Overview of Lok Sabha

The Lok Sabha is the lower house of India's Parliament, consisting of members elected by the people through a direct vote. It plays a crucial role in the country's democratic system by representing the interests and concerns of the citizens at the national level. The Lok Sabha is responsible for making and passing laws, discussing important issues, and overseeing the functioning of the government.

With a total of 545 members, including 2 nominated members from the Anglo-Indian community, the Lok Sabha holds a significant position in the Indian political structure. Members of the Lok Sabha are elected for a term of five years, unless dissolved sooner. The Speaker, elected by the members, presides over the proceedings of the Lok Sabha, ensuring order and fair debate among the members.

Constitutional Provisions for Lok Sabha Elections

The Lok Sabha elections in India are conducted in accordance with the constitutional provisions outlined in the Indian Constitution. These provisions ensure that the elections are carried out in a fair and transparent manner, upholding the principles of democracy and accountability. The Constitution lays down the framework for the composition of the Lok Sabha, the qualifications for membership, and the process of conducting elections.

One of the key constitutional provisions for Lok Sabha elections is the determination of the term of the House. According to the Constitution, the Lok Sabha is elected for a term of five years, unless dissolved earlier. The Constitution also mandates that elections must be conducted within six months of the expiry of the term to ensure a continuous representation of the people in the House.

Qualifications for Lok Sabha Membership

To be eligible for membership in the Lok Sabha, a candidate must adhere to the constitutional qualifications stipulated in the Indian Constitution. The individual must be a citizen of India and at least 25 years of age. Additionally, candidates must not hold any office of profit under the Government of India or any state government.

Furthermore, candidates seeking Lok Sabha membership must be registered as an elector in an Indian parliamentary constituency.
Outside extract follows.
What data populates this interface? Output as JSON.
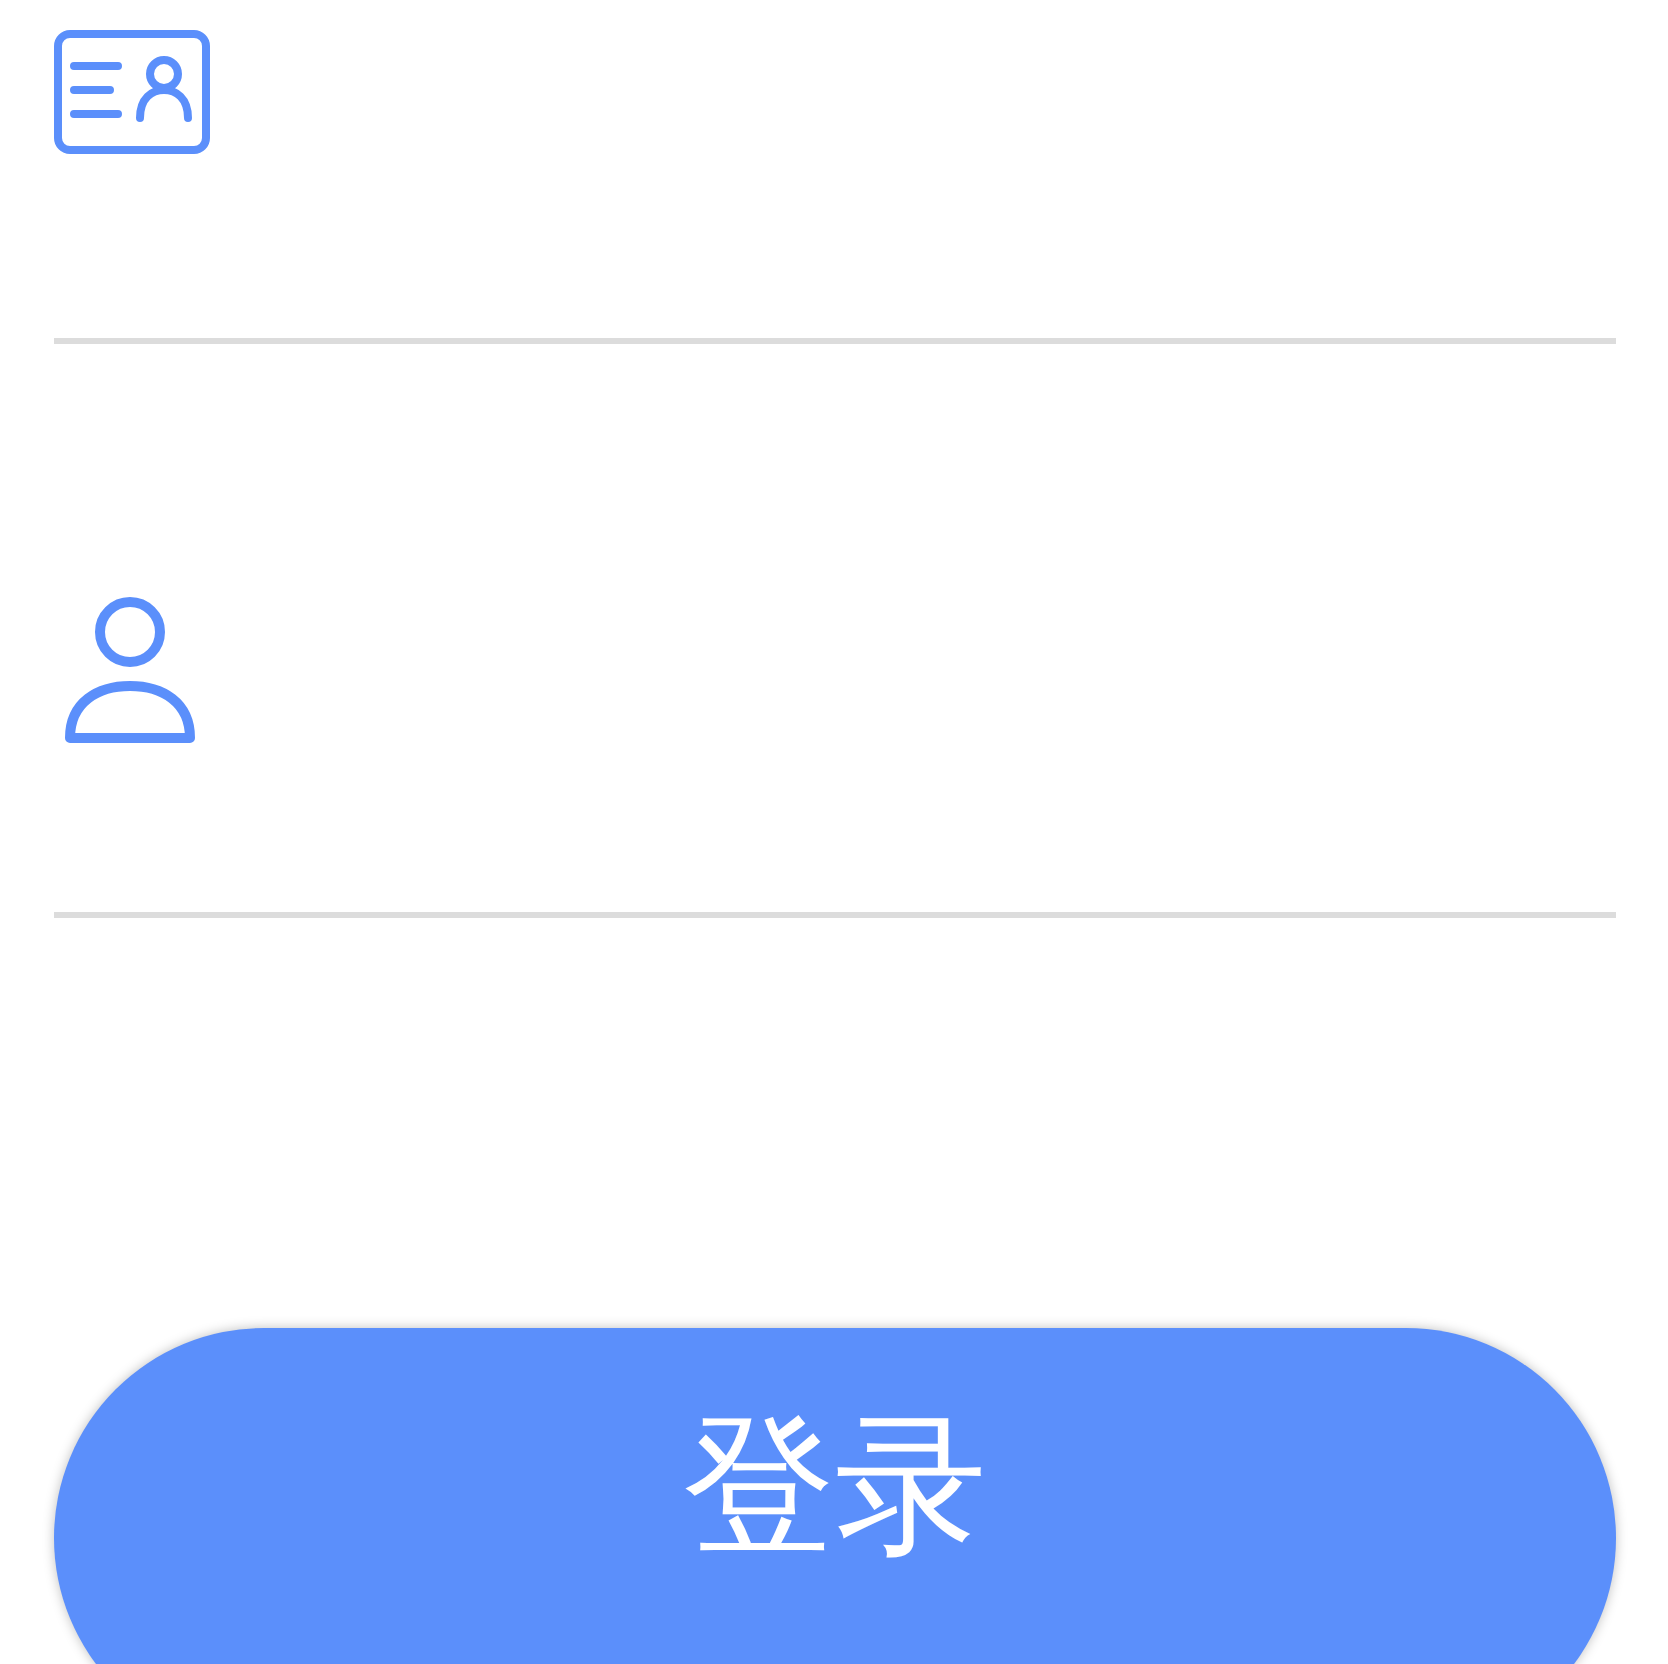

It is essential that individuals do not have any disqualifications under the Representation of the People Act, such as being of unsound mind, undischarged insolvent, or convicted of certain offenses. The eligibility criteria aim to ensure that those elected to the Lok Sabha possess the necessary qualifications to represent the diverse population of India.

Schedule of Lok Sabha Elections

The Lok Sabha elections, held every five years, are a critical democratic process in India. The Election Commission of India is responsible for ensuring the smooth conduct of these elections across the country. The schedule for the Lok Sabha elections is typically announced by the Election Commission well in advance to allow ample time for political parties and candidates to prepare for the electoral process.

The entire election process, from the announcement of dates to the declaration of results, usually spans several weeks. The schedule includes key dates such as the notification of election dates, the last date for filing nominations, the date of polling, and the counting of votes. This structured timeline ensures a systematic and transparent electoral process that upholds the principles of democracy in the world's largest democracy, India.

Nomination Process for Lok Sabha Candidates

Potential candidates for Lok Sabha elections must first ensure they meet the eligibility criteria specified in the Constitution. For candidates from general constituencies, they must be Indian citizens aged 25 or above. Additionally, they should be registered voters in the constituency they intend to contest from. Apart from these basic requirements, candidates should not hold any office of profit under the government of India or the government of any state.

Once the eligibility criteria are met, candidates can proceed with filing their nominations during the nomination period set by the Election Commission of India. To formalize their candidacy, candidates need to submit a set of documents such as a filled nomination form, an affidavit declaring their assets and liabilities, and a copy of their election deposit receipt, among other necessary paperwork. The nomination process plays a critical role in solidifying a candidate's intent to run for office and signifies the beginning of their election campaign.